CERBER Cerber Encrypts the file name and appends it with .cerber; Drops a .VBS file that makes the computer speak to the victim
CRYPSAM SAMSAM Uses exploits on JexBoss open source server application and other Java-based application platforms to install itself in targeted Web application servers
PETYA Petya Causes blue screen and displays its ransom note at system startup


What Can Users Do?


Users infected by ransomware should do the following:

  • Disable System Restore. The main purpose of disabling system restore is to be able to scan system volume information folder.
  • Run your anti-malware to scan and remove ransomware-related files.
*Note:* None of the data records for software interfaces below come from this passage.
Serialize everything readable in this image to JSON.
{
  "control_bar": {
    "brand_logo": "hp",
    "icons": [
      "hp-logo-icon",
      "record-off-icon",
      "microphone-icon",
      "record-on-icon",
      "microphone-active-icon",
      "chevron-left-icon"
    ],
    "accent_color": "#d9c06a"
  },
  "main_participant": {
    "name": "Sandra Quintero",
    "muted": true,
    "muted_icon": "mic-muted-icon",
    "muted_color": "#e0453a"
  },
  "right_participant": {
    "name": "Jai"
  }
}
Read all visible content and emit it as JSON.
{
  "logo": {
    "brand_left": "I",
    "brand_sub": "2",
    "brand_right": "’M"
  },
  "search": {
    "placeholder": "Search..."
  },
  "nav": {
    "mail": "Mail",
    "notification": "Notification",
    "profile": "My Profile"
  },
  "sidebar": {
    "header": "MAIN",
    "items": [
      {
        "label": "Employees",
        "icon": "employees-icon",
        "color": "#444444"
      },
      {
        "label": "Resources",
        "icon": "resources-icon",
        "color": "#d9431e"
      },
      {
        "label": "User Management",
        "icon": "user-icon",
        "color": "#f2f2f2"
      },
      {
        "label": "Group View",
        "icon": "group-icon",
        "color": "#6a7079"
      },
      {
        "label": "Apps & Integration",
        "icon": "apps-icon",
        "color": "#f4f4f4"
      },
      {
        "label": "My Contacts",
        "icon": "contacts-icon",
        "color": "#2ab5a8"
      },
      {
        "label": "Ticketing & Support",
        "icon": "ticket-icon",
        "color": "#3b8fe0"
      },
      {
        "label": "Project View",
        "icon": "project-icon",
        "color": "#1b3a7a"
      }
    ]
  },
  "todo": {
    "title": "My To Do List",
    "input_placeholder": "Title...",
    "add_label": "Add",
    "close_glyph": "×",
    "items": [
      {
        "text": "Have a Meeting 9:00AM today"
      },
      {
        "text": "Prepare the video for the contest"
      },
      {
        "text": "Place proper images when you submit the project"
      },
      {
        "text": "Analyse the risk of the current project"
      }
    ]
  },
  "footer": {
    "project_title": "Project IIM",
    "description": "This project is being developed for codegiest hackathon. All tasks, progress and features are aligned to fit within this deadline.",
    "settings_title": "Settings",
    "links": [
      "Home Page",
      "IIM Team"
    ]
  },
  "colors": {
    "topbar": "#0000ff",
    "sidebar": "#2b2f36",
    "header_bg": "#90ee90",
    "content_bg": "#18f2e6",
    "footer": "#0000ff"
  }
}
Note that some ransomware requires extra removal steps such as deleting ransomware files in Windows Recovery Console. Be sure to follow all required steps to completely remove the specific ransomware your computer has.
To prevent ransomware infections, keep these things in mind:

  • Backup your files regularly.
  • Apply software patches as soon as they become available. Some ransomware arrive via vulnerability exploits.
  • Bookmark trusted websites and access these websites via bookmarks.
  • Download email attachments only from trusted sources.
  • Scan your system regularly with anti-malware.